Source data:
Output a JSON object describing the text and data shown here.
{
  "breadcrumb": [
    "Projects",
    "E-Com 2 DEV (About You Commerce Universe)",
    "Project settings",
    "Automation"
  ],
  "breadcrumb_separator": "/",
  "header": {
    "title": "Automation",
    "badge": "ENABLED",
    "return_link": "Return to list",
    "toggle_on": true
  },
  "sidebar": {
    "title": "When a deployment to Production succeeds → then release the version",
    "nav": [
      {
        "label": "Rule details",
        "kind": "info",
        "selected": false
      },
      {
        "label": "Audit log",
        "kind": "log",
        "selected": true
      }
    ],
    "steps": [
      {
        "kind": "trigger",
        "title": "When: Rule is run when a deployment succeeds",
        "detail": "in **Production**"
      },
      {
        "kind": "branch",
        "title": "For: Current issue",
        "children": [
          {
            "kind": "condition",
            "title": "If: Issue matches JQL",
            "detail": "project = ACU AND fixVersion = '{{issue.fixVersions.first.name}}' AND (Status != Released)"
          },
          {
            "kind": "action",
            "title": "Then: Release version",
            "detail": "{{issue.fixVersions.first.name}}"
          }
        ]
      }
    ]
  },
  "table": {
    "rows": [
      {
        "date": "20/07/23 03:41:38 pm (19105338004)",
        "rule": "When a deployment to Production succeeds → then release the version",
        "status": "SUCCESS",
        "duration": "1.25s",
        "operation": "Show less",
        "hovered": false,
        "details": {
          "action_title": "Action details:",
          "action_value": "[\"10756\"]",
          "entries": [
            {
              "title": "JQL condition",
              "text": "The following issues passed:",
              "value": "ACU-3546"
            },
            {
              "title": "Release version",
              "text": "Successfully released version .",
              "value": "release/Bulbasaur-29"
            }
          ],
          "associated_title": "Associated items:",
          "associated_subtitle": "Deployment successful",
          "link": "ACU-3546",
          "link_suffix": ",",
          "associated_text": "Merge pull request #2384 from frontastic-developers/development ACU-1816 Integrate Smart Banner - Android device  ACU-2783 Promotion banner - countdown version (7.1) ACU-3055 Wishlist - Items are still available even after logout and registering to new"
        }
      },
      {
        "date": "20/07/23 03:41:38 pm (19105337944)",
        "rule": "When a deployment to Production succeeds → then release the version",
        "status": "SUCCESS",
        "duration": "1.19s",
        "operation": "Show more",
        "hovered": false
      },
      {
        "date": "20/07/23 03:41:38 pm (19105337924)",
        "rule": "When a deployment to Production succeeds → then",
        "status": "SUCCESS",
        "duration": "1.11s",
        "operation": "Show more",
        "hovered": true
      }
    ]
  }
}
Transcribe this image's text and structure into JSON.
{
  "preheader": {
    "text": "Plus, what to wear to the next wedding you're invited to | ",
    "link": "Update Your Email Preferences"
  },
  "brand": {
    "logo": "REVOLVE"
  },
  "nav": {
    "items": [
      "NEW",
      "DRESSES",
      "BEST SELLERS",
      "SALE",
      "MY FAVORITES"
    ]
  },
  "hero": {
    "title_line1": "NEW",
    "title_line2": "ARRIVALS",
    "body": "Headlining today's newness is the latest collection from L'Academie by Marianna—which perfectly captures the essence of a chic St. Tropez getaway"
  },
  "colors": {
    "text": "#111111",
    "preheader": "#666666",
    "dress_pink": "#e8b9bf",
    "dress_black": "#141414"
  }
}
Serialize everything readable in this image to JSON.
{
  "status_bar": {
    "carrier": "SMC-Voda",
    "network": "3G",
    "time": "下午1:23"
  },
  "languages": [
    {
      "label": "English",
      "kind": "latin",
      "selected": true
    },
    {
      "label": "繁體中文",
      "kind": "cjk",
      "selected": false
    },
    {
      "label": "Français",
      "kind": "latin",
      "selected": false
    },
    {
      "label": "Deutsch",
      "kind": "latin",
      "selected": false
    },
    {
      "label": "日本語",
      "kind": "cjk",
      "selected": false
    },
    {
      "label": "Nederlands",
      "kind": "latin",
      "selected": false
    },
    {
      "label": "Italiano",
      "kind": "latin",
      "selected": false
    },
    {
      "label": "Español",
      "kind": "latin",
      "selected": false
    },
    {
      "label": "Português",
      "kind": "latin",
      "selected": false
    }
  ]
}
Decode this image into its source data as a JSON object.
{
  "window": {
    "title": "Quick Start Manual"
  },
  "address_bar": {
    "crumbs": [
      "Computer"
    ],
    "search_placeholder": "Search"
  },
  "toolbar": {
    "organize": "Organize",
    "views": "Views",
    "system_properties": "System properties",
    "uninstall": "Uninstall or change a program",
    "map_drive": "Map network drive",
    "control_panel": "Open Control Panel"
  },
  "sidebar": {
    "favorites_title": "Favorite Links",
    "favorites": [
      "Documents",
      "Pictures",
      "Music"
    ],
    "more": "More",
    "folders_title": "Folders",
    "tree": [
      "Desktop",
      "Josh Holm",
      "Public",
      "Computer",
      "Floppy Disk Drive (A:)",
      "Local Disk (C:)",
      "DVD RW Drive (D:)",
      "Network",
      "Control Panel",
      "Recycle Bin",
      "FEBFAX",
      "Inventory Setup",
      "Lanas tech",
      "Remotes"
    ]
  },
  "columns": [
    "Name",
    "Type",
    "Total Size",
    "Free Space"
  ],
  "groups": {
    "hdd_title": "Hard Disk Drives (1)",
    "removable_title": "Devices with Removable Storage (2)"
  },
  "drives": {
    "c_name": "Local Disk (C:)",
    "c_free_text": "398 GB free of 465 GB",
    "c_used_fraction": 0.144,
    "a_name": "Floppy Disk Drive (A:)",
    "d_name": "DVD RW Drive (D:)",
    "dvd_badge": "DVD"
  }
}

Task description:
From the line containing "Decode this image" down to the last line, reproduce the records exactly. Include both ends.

Solution for this task:
Decode this image into its source data as a JSON object.
{
  "window": {
    "title": "Quick Start Manual"
  },
  "address_bar": {
    "crumbs": [
      "Computer"
    ],
    "search_placeholder": "Search"
  },
  "toolbar": {
    "organize": "Organize",
    "views": "Views",
    "system_properties": "System properties",
    "uninstall": "Uninstall or change a program",
    "map_drive": "Map network drive",
    "control_panel": "Open Control Panel"
  },
  "sidebar": {
    "favorites_title": "Favorite Links",
    "favorites": [
      "Documents",
      "Pictures",
      "Music"
    ],
    "more": "More",
    "folders_title": "Folders",
    "tree": [
      "Desktop",
      "Josh Holm",
      "Public",
      "Computer",
      "Floppy Disk Drive (A:)",
      "Local Disk (C:)",
      "DVD RW Drive (D:)",
      "Network",
      "Control Panel",
      "Recycle Bin",
      "FEBFAX",
      "Inventory Setup",
      "Lanas tech",
      "Remotes"
    ]
  },
  "columns": [
    "Name",
    "Type",
    "Total Size",
    "Free Space"
  ],
  "groups": {
    "hdd_title": "Hard Disk Drives (1)",
    "removable_title": "Devices with Removable Storage (2)"
  },
  "drives": {
    "c_name": "Local Disk (C:)",
    "c_free_text": "398 GB free of 465 GB",
    "c_used_fraction": 0.144,
    "a_name": "Floppy Disk Drive (A:)",
    "d_name": "DVD RW Drive (D:)",
    "dvd_badge": "DVD"
  }
}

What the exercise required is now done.